These days, he also teaches courses in life writing for varied groups of students, and, he adds, “I am very privileged to read very moving, very good writing about lives. There are happy stories you could tell anyone but also stories that are tragic, that other ‘Island-way-of-life’ of hard things that go on.”
With a full day of teaching and marking, Richard used to write at night; now, he writes in the mornings, practising what he preaches to his students by committing to write just ten minutes. “So often, ten minutes turns into thirty, or turns into two to three hours.” (Though, he admits laughingly, “I’m a dead duck if I turn on email.”)
“The greatest ad campaign of the past 30 years is Nike: ‘Just do it,’” he says, and his commitment means he has “well over 100 poems since the last book came out. I’ve selected about 90 pages and some writer friends are looking at them. I continue to write new poems.”
He is also working on a memoir, though he hesitates to describe it that way. “I’m still nervous about that word,” he confesses. “The form of this is a collection of personal essays. The initial purpose was to explore the lives of my male relatives, all of whom fought for America in wars. Then my own life as an American male who grew up as an all-American boy in the fifties, then was a conscientious objector in the sixties, a draft dodger, and, finally, a new Canadian.” Raised by his grandmother in Seattle, the “powerful influences” of his women relatives are also an essential part of the story.
“With a memoir you have to know what to leave out as much as what to leave in. It’s about ‘my experience,’ but the largest part is other people,” he reflects. As he writes, Richard is continuing to ask himself questions: “What was it to be an American male at this time? What was it to be lower-middle class in the most affluent society on earth?” and more questions. He is coming to terms with his identity he is increasingly comfortable labelling as “an American-Canadian.”
The pervasiveness of American stories in North American culture continues to concern him as he sees his own and his students’ writing risk being swamped. “If we don’t tell our own stories, our stories will be told for us, and there is a great chance they won’t be our own stories, or they won’t be the stories we want to be told. Many won’t be told at all,” he worries.

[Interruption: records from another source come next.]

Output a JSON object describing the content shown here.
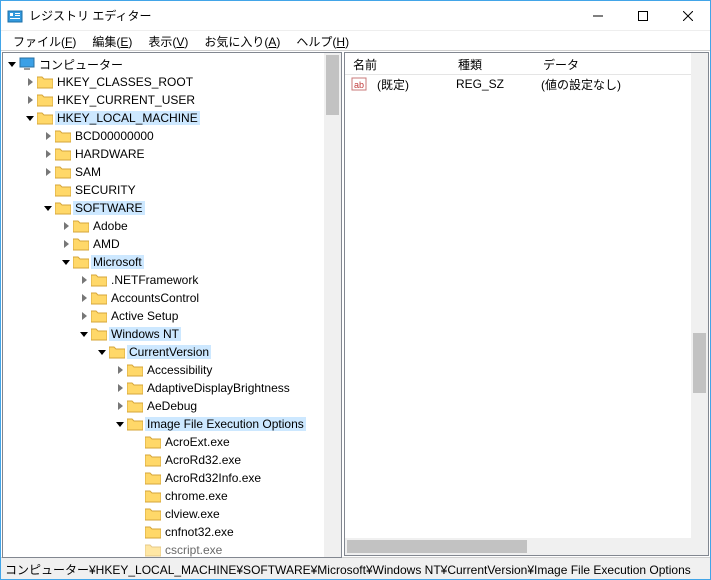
{
  "window": {
    "title": "レジストリ エディター"
  },
  "menu": {
    "file": "ファイル(F)",
    "edit": "編集(E)",
    "view": "表示(V)",
    "favorites": "お気に入り(A)",
    "help": "ヘルプ(H)"
  },
  "tree": {
    "root": "コンピューター",
    "hcr": "HKEY_CLASSES_ROOT",
    "hcu": "HKEY_CURRENT_USER",
    "hlm": "HKEY_LOCAL_MACHINE",
    "bcd": "BCD00000000",
    "hardware": "HARDWARE",
    "sam": "SAM",
    "security": "SECURITY",
    "software": "SOFTWARE",
    "adobe": "Adobe",
    "amd": "AMD",
    "microsoft": "Microsoft",
    "netfw": ".NETFramework",
    "accounts": "AccountsControl",
    "active": "Active Setup",
    "winnt": "Windows NT",
    "curver": "CurrentVersion",
    "access": "Accessibility",
    "adaptive": "AdaptiveDisplayBrightness",
    "aedebug": "AeDebug",
    "ifeo": "Image File Execution Options",
    "acroext": "AcroExt.exe",
    "acrord32": "AcroRd32.exe",
    "acrord32info": "AcroRd32Info.exe",
    "chrome": "chrome.exe",
    "clview": "clview.exe",
    "cnfnot32": "cnfnot32.exe",
    "cscript": "cscript.exe"
  },
  "list": {
    "col_name": "名前",
    "col_type": "種類",
    "col_data": "データ",
    "row0": {
      "name": "(既定)",
      "type": "REG_SZ",
      "data": "(値の設定なし)"
    }
  },
  "status": "コンピューター¥HKEY_LOCAL_MACHINE¥SOFTWARE¥Microsoft¥Windows NT¥CurrentVersion¥Image File Execution Options"
}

“Our stories now are mostly told by America,” he says. There are many Island stories being told and written, he says, and “this is so very important, but it is a very small percentage of the stories Islanders are being told compared to time on the Internet watching viral videos or news from CNN. It really is like the Dutch boy with his finger in the dam,” though, he adds, “It would be a lot worse without funding and support for arts programs.”
“In my sixty-some years, I have seen cultures get overwhelmed,” he says. It is something he hopes not to see here in Maritime Canada. “The stories have to be told, and a lot of different stories. Some will be tragic. Some will be embarrassing. Some will be hard to swallow. That’s what makes a great culture,” Richard says.
“You can’t just take the happy endings of Shakespeare’s comedies. You need the calamities of A Midsummer Night’s Dream. And you need the tragedies, too. “We need PEI’s Hamlet, our Macbeth.” He raises his eyebrows, “Our King Lear! Who will write these stories? It will be a surprise.” It’s a surprise he hopes to receive as a professor with the privilege of many stories.